Food group reiterates full-year earnings guidance after solid interim figures

Glanbia reiterated its full-year forecast of between 8 to 10 per cent earnings-per-share growth.

Glanbia reiterated its full-year forecast of between 8 to 10 per cent earnings-per-share growth.


Glanbia now commands 12-13 per cent of the global sports nutrition market, which is estimated to be worth €10 billion, according to managing director Siobhán Talbot.

She said the company’s nutrition business, which targets the sports and health-food industry with protein powders, shakes and bars, made the largest contribution to the group’s latest half-year earnings.

Performance nutrition earnings

Pretax earnings from Glanbia’s performance nutrition division rose 35 per cent to €81.7 million, while earnings from its traditional ingredients division fell 4 per cent to €58 million.

On the back of best-selling brands such as Optimal Nutrition and BSN, the Kilkenny-based food company is now ranked as the biggest global player in the market.

Last year, Glanbia signed up mixed-martial-arts fighter Conor McGregor to front its BSN brand.

“More and more you’re seeing products like ours recognised by consumers as having a role to play within their lifestyles of health and wellness,” Ms Talbot told The Irish Times.

Revenue in the performance nutrition business rose 12 per cent to €505.3 million on an 8 per cent rise in volume growth and a 10.7 per cent contribution from the thinkThin business, a protein bar maker it bought last year, which offset a 6.7 per cent decline in prices.

Pretax earnings

The company’s latest numbers show overall pretax earnings increased 11 per cent to €176.5 million in the six-month period. It reiterated its full-year forecast of 8-10 per cent earnings-per-share growth.

The dairy market downturn, which pushed cheese prices down by 8 per cent during the period, saw revenue decline 1.7 per cent to €1.84 billion on the corresponding period last year.

“Global dairy markets remain weak and continue to be a challenge for parts of the business, however the diversity of the Glanbia portfolio has enabled us to navigate this,” she said.

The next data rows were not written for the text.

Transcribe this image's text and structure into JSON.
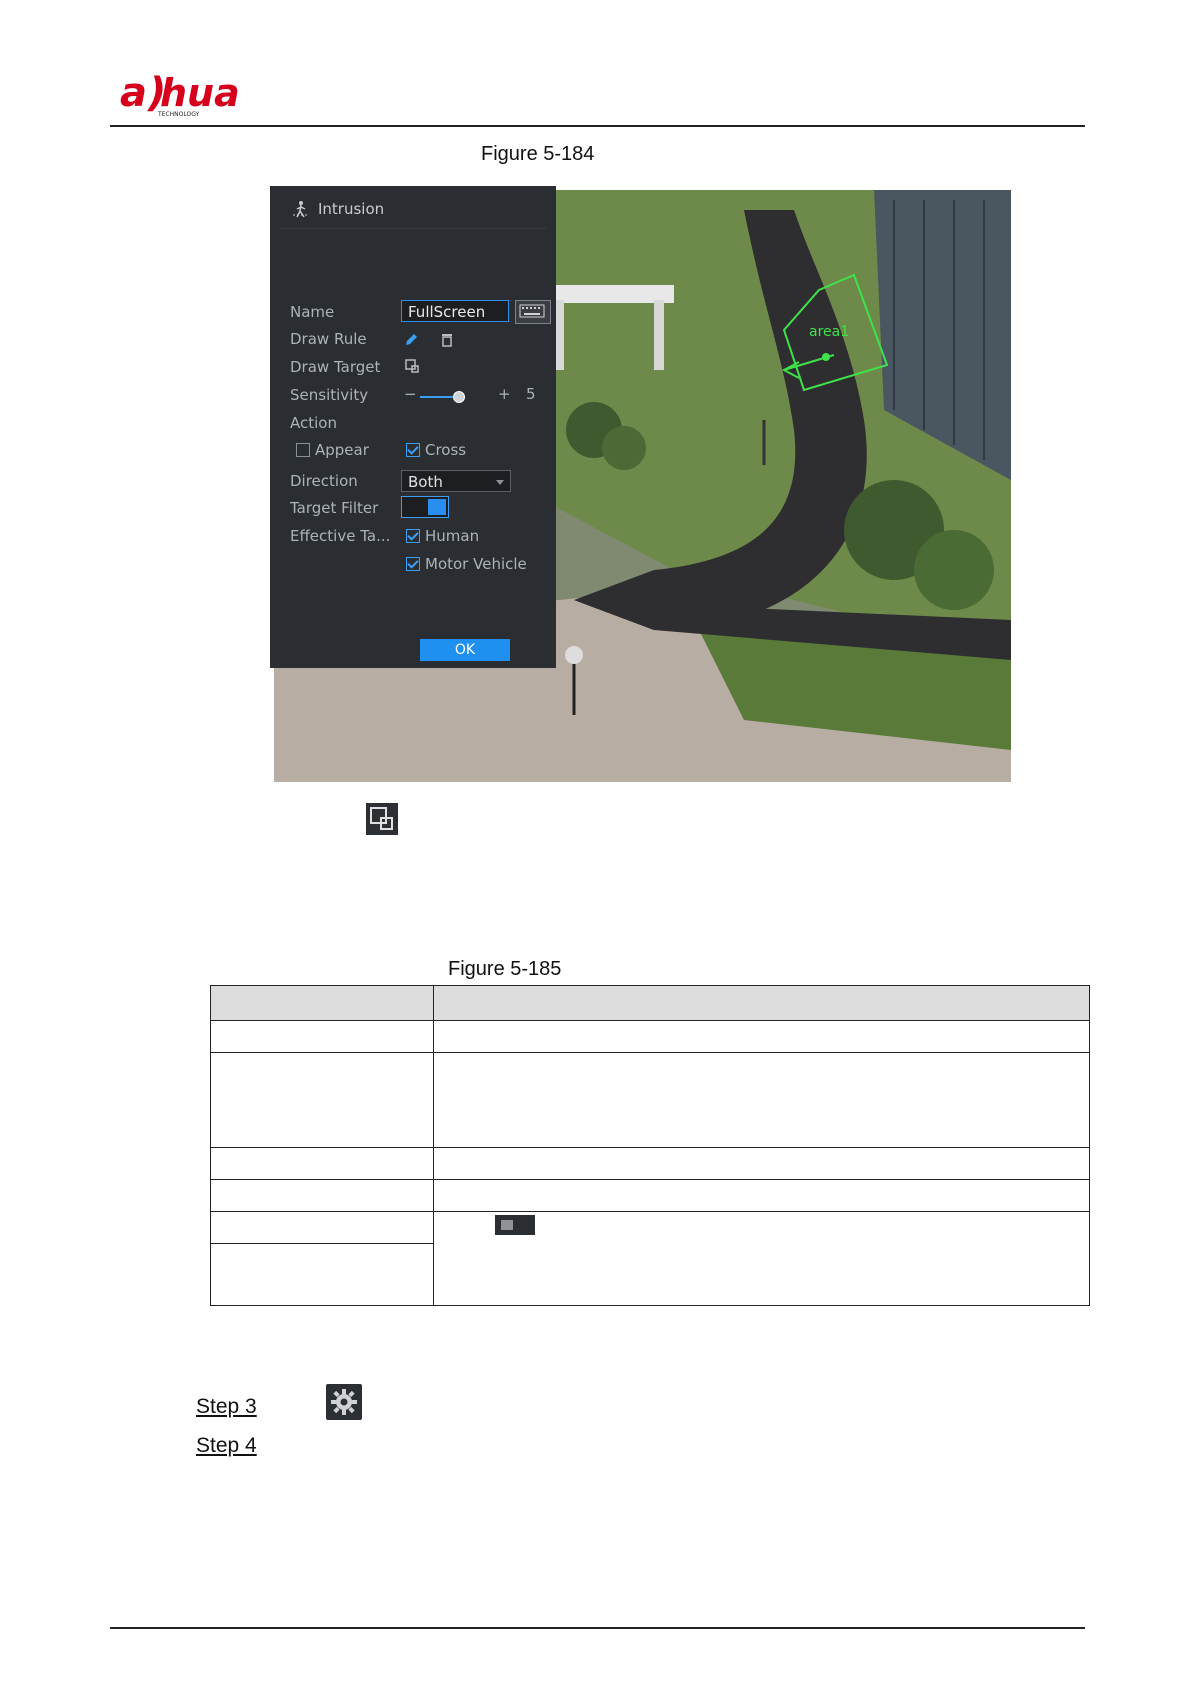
{
  "header": {
    "logo_text": "alhua",
    "logo_subtext": "TECHNOLOGY"
  },
  "figure_1": {
    "caption": "Figure 5-184",
    "panel": {
      "title": "Intrusion",
      "fields": {
        "name_label": "Name",
        "name_value": "FullScreen",
        "draw_rule_label": "Draw Rule",
        "draw_target_label": "Draw Target",
        "sensitivity_label": "Sensitivity",
        "sensitivity_minus": "−",
        "sensitivity_plus": "+",
        "sensitivity_value": "5",
        "action_label": "Action",
        "appear_label": "Appear",
        "cross_label": "Cross",
        "direction_label": "Direction",
        "direction_value": "Both",
        "target_filter_label": "Target Filter",
        "effective_target_label": "Effective Ta...",
        "human_label": "Human",
        "motor_vehicle_label": "Motor Vehicle",
        "ok_label": "OK"
      },
      "states": {
        "appear_checked": false,
        "cross_checked": true,
        "human_checked": true,
        "motor_vehicle_checked": true,
        "target_filter_on": true
      }
    },
    "overlay_area_label": "area1"
  },
  "figure_2": {
    "caption": "Figure 5-185"
  },
  "steps": {
    "step3": "Step 3",
    "step4": "Step 4"
  },
  "colors": {
    "accent": "#1f8ff0",
    "panel_bg": "#2a2d31",
    "area_outline": "#3ee24a"
  }
}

Cautiously optimistic

Despite a string of positive global dairy trade auctions, Ms Talbot remained cautious on whether the slump was finally over.

“Our general view is that we’d be cautiously optimistic, but we don’t believe there will be anything overly dramatic [in terms of price change] for the rest of this year.”

The chief downside risks for the business, she said, were weak market confidence and increased currency volatility in the wake of UK vote to leave the European Union. Brexit “has dialled up the level of uncertainty,” she said.

Revenue from joint ventures and associates fell 9.7 per cent in the first half to €403.3 million, led by a 12.8 per cent drop in pricing due to weaker dairy markets that was partially offset by a 6.6 per cent increase in volumes.

The disposal of Glanbia’s interest in Nutricima in April 2015 led to an additional 2.6 per cent decline in revenue compared with the prior half year, the group said.

“Global performance nutrition has remained the engine of growth during the first half,” said Davy analyst Jack Gorman.

Goodbody analyst Liam Igoe said the earnings per share increase in the first half topped his 8.6 per cent estimate.

Shares in Glanbia rose as much as 2 per cent to €17.87 in Dublin.